Microsoft has confirmed that access to its Bing search engine in China has been restored after an outage.
The firm did not offer any explanation for why the search engine had been inaccessible, reports BBC.
The outage caused concern that the service might have been blocked by the Chinese authorities.
Authorities in China operate a firewall that blocks many US tech platforms, including Facebook and Twitter.
“We can confirm that Bing was inaccessible in China, but service is now restored,” Microsoft said it a statement.
China-based censorship monitoring group GreatFire says the outage was unlikely to be government-related.
GreatFire tests whether URLs are accessible in China, and to what extent their domains show evidence of censorship.
The group says Bing China is hosted in China on Chinese servers, which means it’s already subject to local censorship directives.
The government’s internet censorship regime, often known as the “Great Firewall”, uses a series of technical measures to block foreign platforms and controversial content.
Chinese authorities have also cracked down on Virtual Private Networks, which allow users to skirt around the firewall.
China-based messaging services and social media are restricted, with key words and expressions blocked if they express dissent or ridicule senior political leaders.
Microsoft has continued to operate in China, even as many other US tech companies have been blocked or have pulled out.
Facebook, Twitter and Google are all blocked on the mainland.
Google shut down its search engine in China in 2010, after rows with the authorities over censorship and hacking.
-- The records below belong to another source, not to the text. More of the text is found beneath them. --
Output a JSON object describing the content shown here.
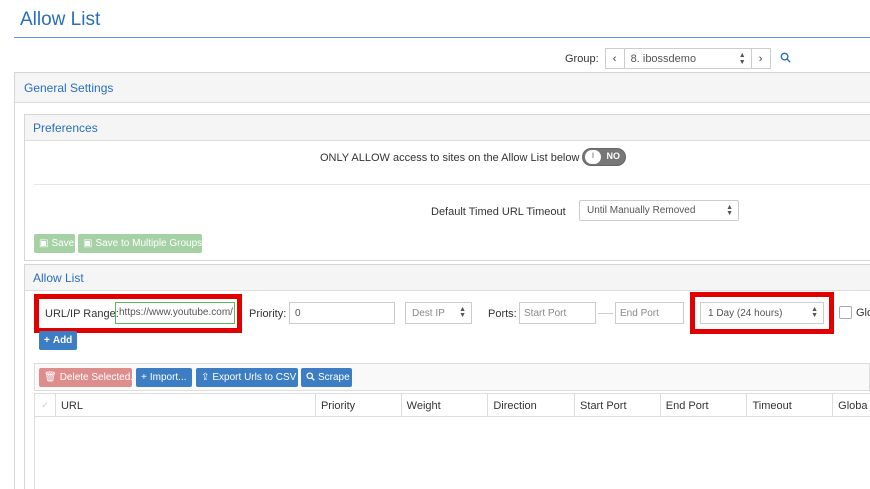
{
  "page": {
    "title": "Allow List"
  },
  "group": {
    "label": "Group:",
    "prev": "‹",
    "next": "›",
    "selected": "8. ibossdemo"
  },
  "general": {
    "header": "General Settings"
  },
  "preferences": {
    "header": "Preferences",
    "only_allow_label": "ONLY ALLOW access to sites on the Allow List below",
    "toggle_state": "NO",
    "timeout_label": "Default Timed URL Timeout",
    "timeout_value": "Until Manually Removed",
    "save_label": "Save",
    "save_multi_label": "Save to Multiple Groups"
  },
  "allow_list": {
    "header": "Allow List",
    "url_label": "URL/IP Range:",
    "url_value": "https://www.youtube.com/",
    "priority_label": "Priority:",
    "priority_value": "0",
    "dest_select": "Dest IP",
    "ports_label": "Ports:",
    "start_port_placeholder": "Start Port",
    "end_port_placeholder": "End Port",
    "timeout_value": "1 Day (24 hours)",
    "global_label": "Glo",
    "add_label": "Add"
  },
  "toolbar": {
    "delete_label": "Delete Selected...",
    "import_label": "Import...",
    "export_label": "Export Urls to CSV",
    "scrape_label": "Scrape"
  },
  "table": {
    "columns": [
      "URL",
      "Priority",
      "Weight",
      "Direction",
      "Start Port",
      "End Port",
      "Timeout",
      "Globa"
    ]
  },
  "colors": {
    "accent": "#2a6ebb",
    "highlight": "#e00000",
    "success": "#a5d1a5",
    "primary": "#3c7dc4",
    "danger": "#de8d8d"
  }
}
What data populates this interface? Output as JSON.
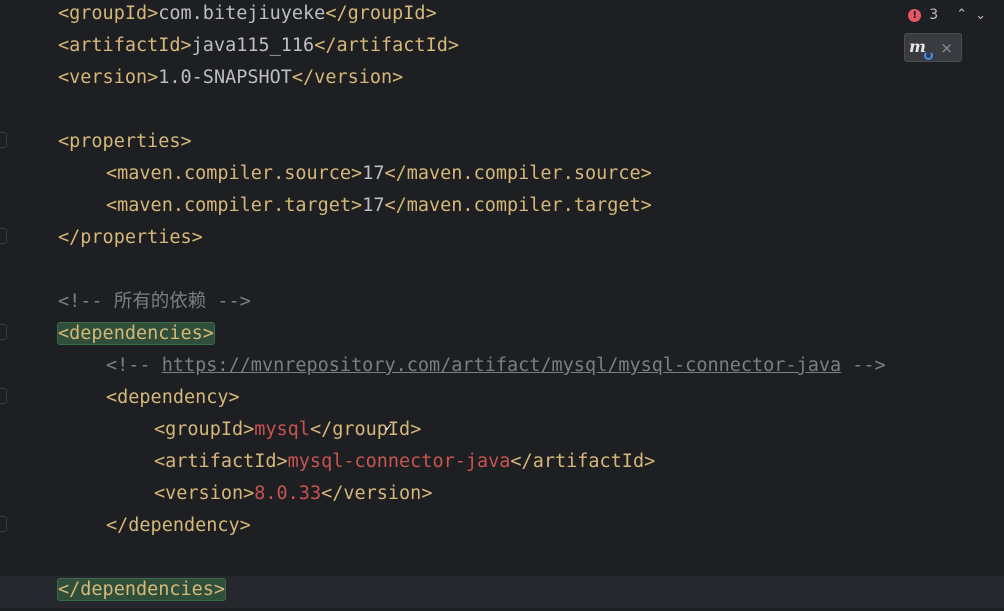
{
  "status": {
    "error_count": "3",
    "error_icon": "error-circle-icon",
    "nav_up": "chevron-up-icon",
    "nav_down": "chevron-down-icon"
  },
  "maven_popup": {
    "icon": "maven-reload-icon",
    "icon_text": "m",
    "close": "×"
  },
  "code": {
    "l1": {
      "o": "<groupId>",
      "t": "com.bitejiuyeke",
      "c": "</groupId>"
    },
    "l2": {
      "o": "<artifactId>",
      "t": "java115_116",
      "c": "</artifactId>"
    },
    "l3": {
      "o": "<version>",
      "t": "1.0-SNAPSHOT",
      "c": "</version>"
    },
    "l4": {
      "o": "<properties>"
    },
    "l5": {
      "o": "<maven.compiler.source>",
      "t": "17",
      "c": "</maven.compiler.source>"
    },
    "l6": {
      "o": "<maven.compiler.target>",
      "t": "17",
      "c": "</maven.compiler.target>"
    },
    "l7": {
      "o": "</properties>"
    },
    "l8": {
      "comment": "<!-- 所有的依赖 -->"
    },
    "l9": {
      "o": "<dependencies>"
    },
    "l10": {
      "pre": "<!-- ",
      "link": "https://mvnrepository.com/artifact/mysql/mysql-connector-java",
      "post": " -->"
    },
    "l11": {
      "o": "<dependency>"
    },
    "l12": {
      "o": "<groupId>",
      "t": "mysql",
      "c": "</groupId>"
    },
    "l13": {
      "o": "<artifactId>",
      "t": "mysql-connector-java",
      "c": "</artifactId>"
    },
    "l14": {
      "o": "<version>",
      "t": "8.0.33",
      "c": "</version>"
    },
    "l15": {
      "o": "</dependency>"
    },
    "l16": {
      "o": "</dependencies>"
    }
  }
}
Bing has a small market share among search engines in China, where locally-grown Baidu dominates the market.